The narrow vote, in which Labor and Greens tried to save the tax, came after the Senate debated for 55 hours, with many looking to dump a tax that has cost many political figures their seats, according to the Sydney Morning Herald.
Abbott and others have considered the tax on greenhouse gasses to be disruptive to the country's weakened economy, with the PM calling it a "wrecking ball."
Abbott spoke triumphantly after the vote saying, "You voted to scrap the tax in September last year and today the Parliament finally listened." He also characterized the repealed carbon tax as "useless" and "destructive."
The Wall Street Journal reports that shortly after the bill was enacted, Australia began to struggle, like all other countries at the time. Many Australians began to feel the tax was at fault for the rising cost of living and other issues and turned their backs on it and those who supported it.
The bill, which was cited by the International Energy Agency as legislation other countries should similarly enact, had hoped to cut the country's carbon emissions by 160 million metric tons by 2020 as the country continues to best the global average of daily emissions by four times the amount.
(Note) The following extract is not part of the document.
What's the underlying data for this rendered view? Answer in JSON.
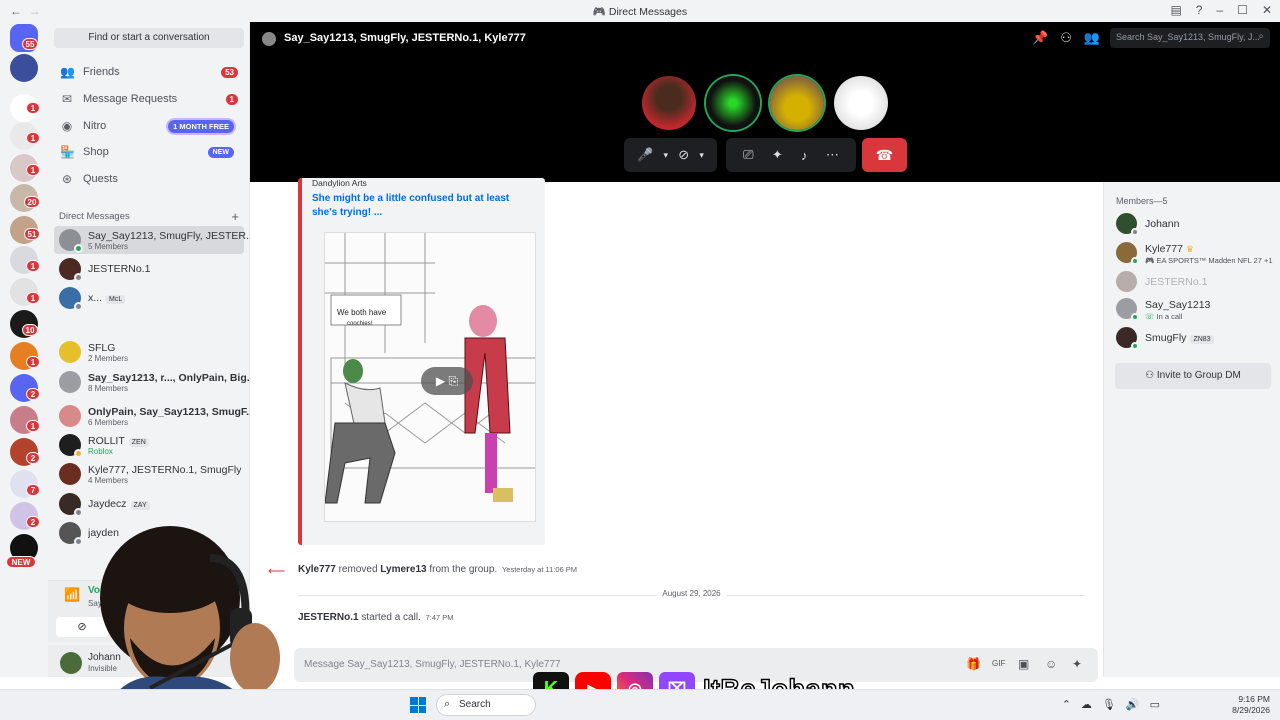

The European Union was disappointed by the repeal and "regretted" Australia's move, EU Climate Action Commissioner Connie Hedegaard said.
image courtesy of INFphoto.com